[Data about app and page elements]
BEGIN
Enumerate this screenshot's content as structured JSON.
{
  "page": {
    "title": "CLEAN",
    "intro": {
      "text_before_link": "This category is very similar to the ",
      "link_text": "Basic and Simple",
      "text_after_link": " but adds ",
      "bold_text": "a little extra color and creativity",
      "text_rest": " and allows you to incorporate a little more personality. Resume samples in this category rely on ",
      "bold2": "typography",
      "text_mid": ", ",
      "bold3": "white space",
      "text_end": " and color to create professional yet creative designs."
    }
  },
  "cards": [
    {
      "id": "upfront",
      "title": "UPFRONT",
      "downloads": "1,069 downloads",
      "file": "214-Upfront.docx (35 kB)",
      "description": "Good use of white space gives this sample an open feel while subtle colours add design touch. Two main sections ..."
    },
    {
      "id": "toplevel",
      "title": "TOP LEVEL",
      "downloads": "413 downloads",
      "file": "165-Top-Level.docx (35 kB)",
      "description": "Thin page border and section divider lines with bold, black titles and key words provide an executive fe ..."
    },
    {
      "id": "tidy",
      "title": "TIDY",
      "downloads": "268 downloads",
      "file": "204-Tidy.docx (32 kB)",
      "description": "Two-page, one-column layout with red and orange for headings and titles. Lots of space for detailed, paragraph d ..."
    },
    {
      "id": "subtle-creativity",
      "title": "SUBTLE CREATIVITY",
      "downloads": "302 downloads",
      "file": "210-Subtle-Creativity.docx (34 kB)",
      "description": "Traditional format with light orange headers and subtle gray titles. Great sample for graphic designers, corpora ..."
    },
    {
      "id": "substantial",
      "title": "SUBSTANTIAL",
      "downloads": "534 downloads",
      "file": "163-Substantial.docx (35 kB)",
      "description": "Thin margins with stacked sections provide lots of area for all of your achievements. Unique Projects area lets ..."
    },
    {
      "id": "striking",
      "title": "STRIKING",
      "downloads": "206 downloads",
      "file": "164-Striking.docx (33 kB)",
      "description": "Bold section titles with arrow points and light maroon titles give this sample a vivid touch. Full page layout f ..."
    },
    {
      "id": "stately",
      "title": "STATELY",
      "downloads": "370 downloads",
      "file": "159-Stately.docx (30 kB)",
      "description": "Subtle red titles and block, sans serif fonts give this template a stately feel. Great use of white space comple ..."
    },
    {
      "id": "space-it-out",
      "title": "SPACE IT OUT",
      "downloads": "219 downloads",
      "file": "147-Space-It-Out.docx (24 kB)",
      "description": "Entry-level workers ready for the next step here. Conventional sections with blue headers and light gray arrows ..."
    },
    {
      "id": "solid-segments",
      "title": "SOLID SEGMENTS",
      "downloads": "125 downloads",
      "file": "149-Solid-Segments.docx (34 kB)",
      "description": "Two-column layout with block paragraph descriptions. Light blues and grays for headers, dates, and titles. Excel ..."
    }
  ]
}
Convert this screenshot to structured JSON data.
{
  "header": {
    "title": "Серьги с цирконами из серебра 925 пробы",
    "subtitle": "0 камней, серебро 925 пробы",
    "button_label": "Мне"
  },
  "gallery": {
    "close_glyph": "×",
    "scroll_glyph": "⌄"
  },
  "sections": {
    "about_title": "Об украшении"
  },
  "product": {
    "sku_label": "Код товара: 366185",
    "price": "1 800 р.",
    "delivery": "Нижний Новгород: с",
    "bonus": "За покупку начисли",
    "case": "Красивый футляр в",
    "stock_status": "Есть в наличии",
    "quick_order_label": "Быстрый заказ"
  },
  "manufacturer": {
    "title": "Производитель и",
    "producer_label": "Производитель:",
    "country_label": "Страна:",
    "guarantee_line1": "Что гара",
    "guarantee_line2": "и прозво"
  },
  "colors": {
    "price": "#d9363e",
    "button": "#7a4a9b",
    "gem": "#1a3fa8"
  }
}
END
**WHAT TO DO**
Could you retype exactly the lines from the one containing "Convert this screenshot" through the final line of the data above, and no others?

**YOUR RESPONSE**
Convert this screenshot to structured JSON data.
{
  "header": {
    "title": "Серьги с цирконами из серебра 925 пробы",
    "subtitle": "0 камней, серебро 925 пробы",
    "button_label": "Мне"
  },
  "gallery": {
    "close_glyph": "×",
    "scroll_glyph": "⌄"
  },
  "sections": {
    "about_title": "Об украшении"
  },
  "product": {
    "sku_label": "Код товара: 366185",
    "price": "1 800 р.",
    "delivery": "Нижний Новгород: с",
    "bonus": "За покупку начисли",
    "case": "Красивый футляр в",
    "stock_status": "Есть в наличии",
    "quick_order_label": "Быстрый заказ"
  },
  "manufacturer": {
    "title": "Производитель и",
    "producer_label": "Производитель:",
    "country_label": "Страна:",
    "guarantee_line1": "Что гара",
    "guarantee_line2": "и прозво"
  },
  "colors": {
    "price": "#d9363e",
    "button": "#7a4a9b",
    "gem": "#1a3fa8"
  }
}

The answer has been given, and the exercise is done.